Native Indians had celebrated harvest celebrations for centuries, and with a peaceful coexistence underway, the first Thanksgiving was created. Although these harvest festivals differed for each tribe across North America, there was a common belief among the various tribes that a “spiritual” being or force had blessed them with life and longevity, and the Wampanoag extended this kindness to the Pilgrims.
Puritans, who had crossed the Atlantic in 1620 to dock at Salem, Mass., would be classified as religious fanatics today who would do almost anything to “serve their God.” They held the notion that everything had to be “pure,” and if people’s religious beliefs differed from theirs, the Puritans felt compelled to “purify” others as well. Some of the Pilgrims were religious zealots like the Puritans, and when they witnessed how Native Indians worshiped differently, they forced their strict religious beliefs on the “noble savages” under the guise of being righteous and practicing the “chosen religion.” This was the same behavior that led to the Pilgrim’s exile from England.
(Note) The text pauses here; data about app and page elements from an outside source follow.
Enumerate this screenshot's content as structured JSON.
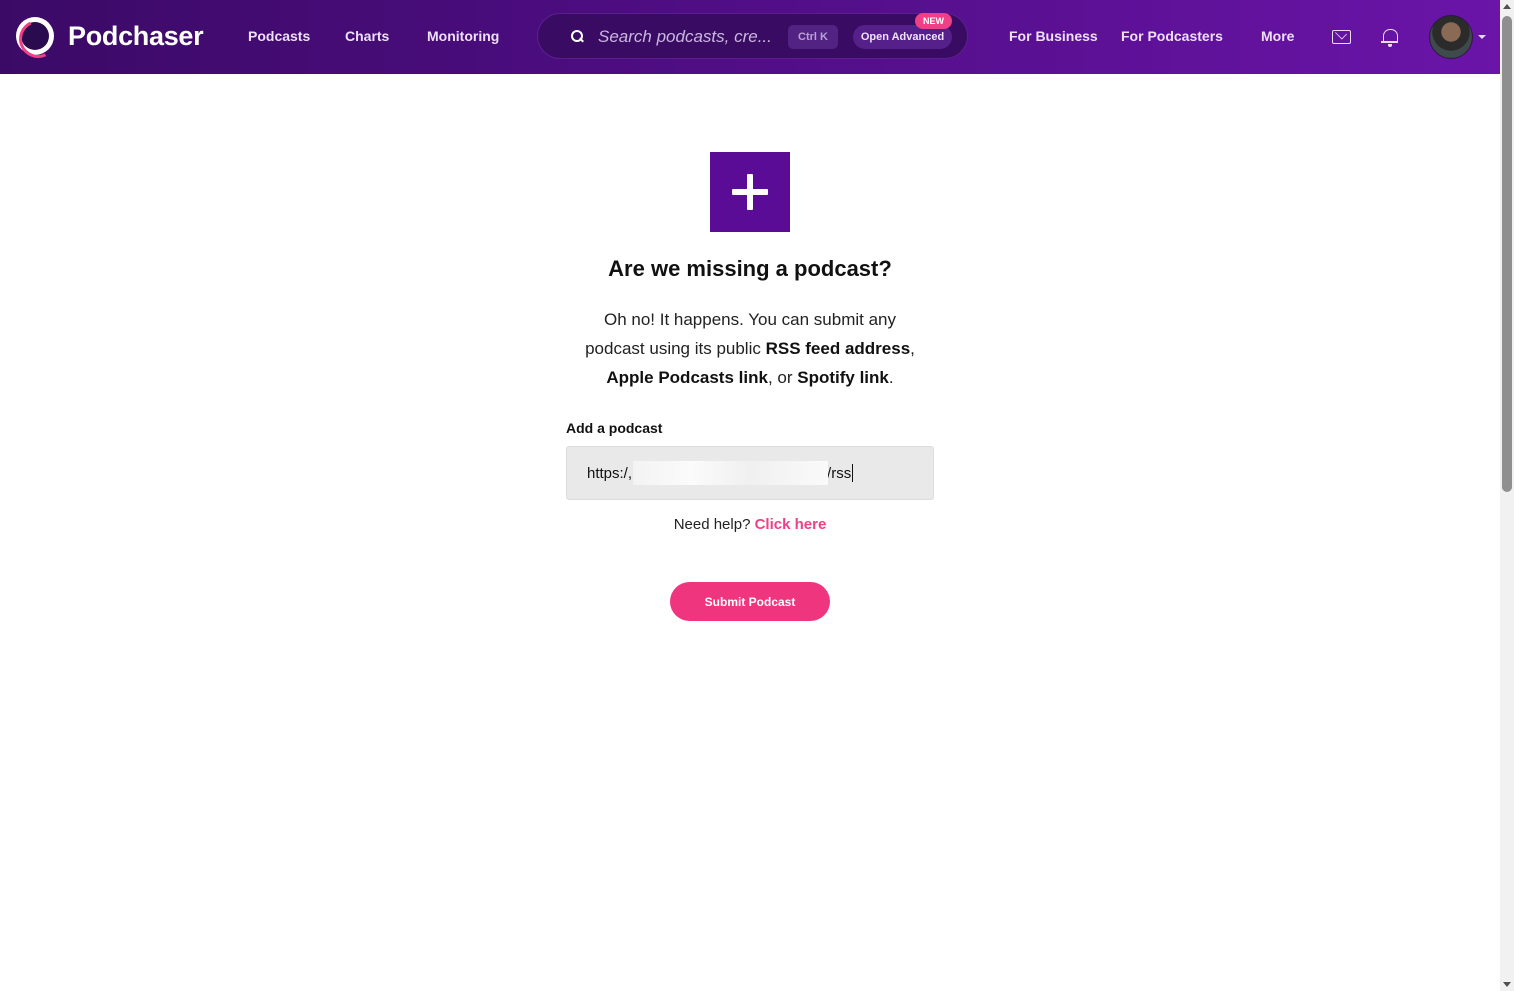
{
  "header": {
    "brand": "Podchaser",
    "nav": [
      "Podcasts",
      "Charts",
      "Monitoring"
    ],
    "search": {
      "placeholder": "Search podcasts, cre...",
      "shortcut": "Ctrl K",
      "advanced_label": "Open Advanced",
      "badge": "NEW"
    },
    "right_nav": [
      "For Business",
      "For Podcasters",
      "More"
    ],
    "icons": [
      "mail-icon",
      "bell-icon",
      "avatar"
    ]
  },
  "main": {
    "icon": "plus-icon",
    "title": "Are we missing a podcast?",
    "description": {
      "line1": "Oh no! It happens. You can submit any",
      "line2_pre": "podcast using its public ",
      "line2_bold": "RSS feed address",
      "line2_post": ",",
      "line3_bold1": "Apple Podcasts link",
      "line3_mid": ", or ",
      "line3_bold2": "Spotify link",
      "line3_post": "."
    },
    "field_label": "Add a podcast",
    "field_value_start": "https:/,",
    "field_value_end": "/rss",
    "help_text": "Need help? ",
    "help_link": "Click here",
    "submit_label": "Submit Podcast"
  },
  "colors": {
    "header_start": "#3b0a66",
    "header_end": "#6a14a8",
    "accent_pink": "#ef3f87",
    "tile_purple": "#5b0c96"
  }
}
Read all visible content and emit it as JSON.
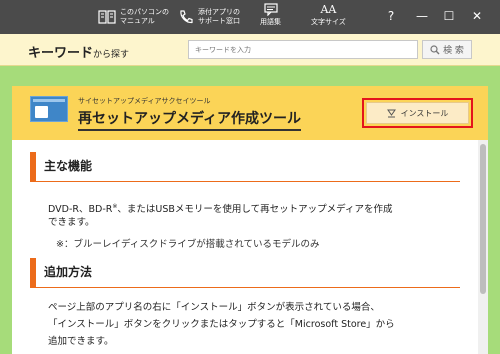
{
  "topbar": {
    "manual": {
      "line1": "このパソコンの",
      "line2": "マニュアル",
      "icon": "book-icon"
    },
    "support": {
      "line1": "添付アプリの",
      "line2": "サポート窓口",
      "icon": "phone-icon"
    },
    "glossary": {
      "label": "用語集",
      "icon": "chat-icon"
    },
    "font_size": {
      "label": "文字サイズ",
      "glyph": "AA"
    },
    "help": "?",
    "minimize": "—",
    "maximize": "☐",
    "close": "✕"
  },
  "search": {
    "title": "キーワード",
    "title_suffix": "から探す",
    "placeholder": "キーワードを入力",
    "button_label": "検 索"
  },
  "app": {
    "subtitle": "サイセットアップメディアサクセイツール",
    "title": "再セットアップメディア作成ツール",
    "install_label": "インストール"
  },
  "sections": [
    {
      "heading": "主な機能",
      "lines": [
        {
          "pre": "DVD-R、BD-R",
          "sup": "※",
          "post": "、またはUSBメモリーを使用して再セットアップメディアを作成"
        },
        {
          "pre": "できます。"
        }
      ],
      "note": "※：ブルーレイディスクドライブが搭載されているモデルのみ"
    },
    {
      "heading": "追加方法",
      "lines": [
        {
          "pre": "ページ上部のアプリ名の右に「インストール」ボタンが表示されている場合、"
        },
        {
          "pre": "「インストール」ボタンをクリックまたはタップすると「Microsoft Store」から"
        },
        {
          "pre": "追加できます。"
        }
      ]
    }
  ],
  "colors": {
    "background": "#a6dc7a",
    "topbar": "#4b4b4b",
    "header_yellow": "#fbd457",
    "accent_orange": "#ec6b1a",
    "highlight_red": "#e4141c"
  }
}
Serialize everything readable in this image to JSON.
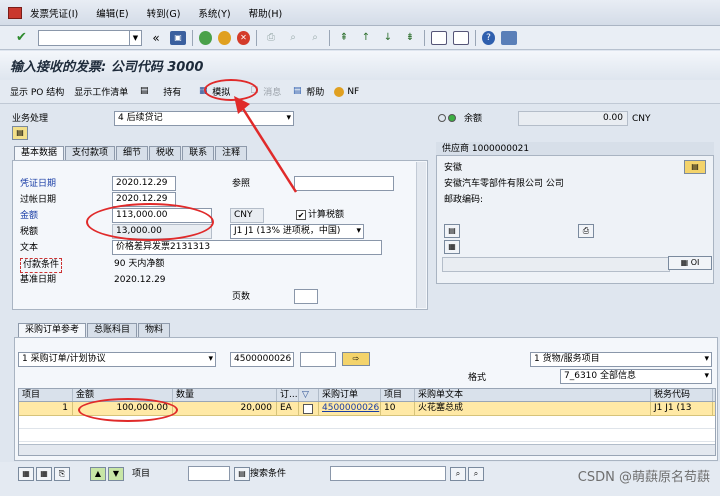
{
  "menu": {
    "items": [
      "发票凭证(I)",
      "编辑(E)",
      "转到(G)",
      "系统(Y)",
      "帮助(H)"
    ]
  },
  "title": "输入接收的发票: 公司代码 3000",
  "app_toolbar": {
    "show_po_structure": "显示 PO 结构",
    "show_worklist": "显示工作清单",
    "hold": "持有",
    "simulate": "模拟",
    "messages": "消息",
    "help": "帮助",
    "nf": "NF"
  },
  "header": {
    "transaction_label": "业务处理",
    "transaction_value": "4 后续贷记",
    "balance_label": "余额",
    "balance_value": "0.00",
    "balance_currency": "CNY"
  },
  "tabs": [
    "基本数据",
    "支付款项",
    "细节",
    "税收",
    "联系",
    "注释"
  ],
  "basic_data": {
    "invoice_date_label": "凭证日期",
    "invoice_date": "2020.12.29",
    "reference_label": "参照",
    "posting_date_label": "过帐日期",
    "posting_date": "2020.12.29",
    "amount_label": "金额",
    "amount": "113,000.00",
    "currency": "CNY",
    "calc_tax_label": "计算税额",
    "tax_amount_label": "税额",
    "tax_amount": "13,000.00",
    "tax_code": "J1 J1 (13% 进项税，中国)",
    "text_label": "文本",
    "text_value": "价格差异发票2131313",
    "payment_terms_label": "付款条件",
    "payment_terms_value": "90 天内净额",
    "baseline_date_label": "基准日期",
    "baseline_date": "2020.12.29",
    "pages_label": "页数"
  },
  "vendor": {
    "title": "供应商 1000000021",
    "city": "安徽",
    "name": "安徽汽车零部件有限公司 公司",
    "postal_label": "邮政编码:",
    "oi": "OI"
  },
  "po_tabs": [
    "采购订单参考",
    "总账科目",
    "物料"
  ],
  "po_ref": {
    "reference_type": "1 采购订单/计划协议",
    "po_number": "4500000026",
    "layout_label": "格式",
    "item_type": "1 货物/服务项目",
    "layout_value": "7_6310 全部信息"
  },
  "grid": {
    "columns": [
      "项目",
      "金额",
      "数量",
      "订...",
      "",
      "采购订单",
      "项目",
      "采购单文本",
      "税务代码"
    ],
    "rows": [
      [
        "1",
        "100,000.00",
        "20,000",
        "EA",
        "",
        "4500000026",
        "10",
        "火花塞总成",
        "J1  J1 (13"
      ]
    ]
  },
  "bottom": {
    "item_label": "项目",
    "search_label": "搜索条件",
    "watermark": "CSDN @萌蕻原名苟蕻"
  }
}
It is speculated that the first Thanksgiving occurred in October 1621, with some records reporting it lasted for three days and included fasting, prayer, religious ceremonies and finally, the shared meal. The Wampanoag provided most of the food, but the first Thanksgiving was neither to share “thanks” nor to display “love and affection” but, rather, the negotiation of the treaty granting the Pilgrims the right to the Plymouth land.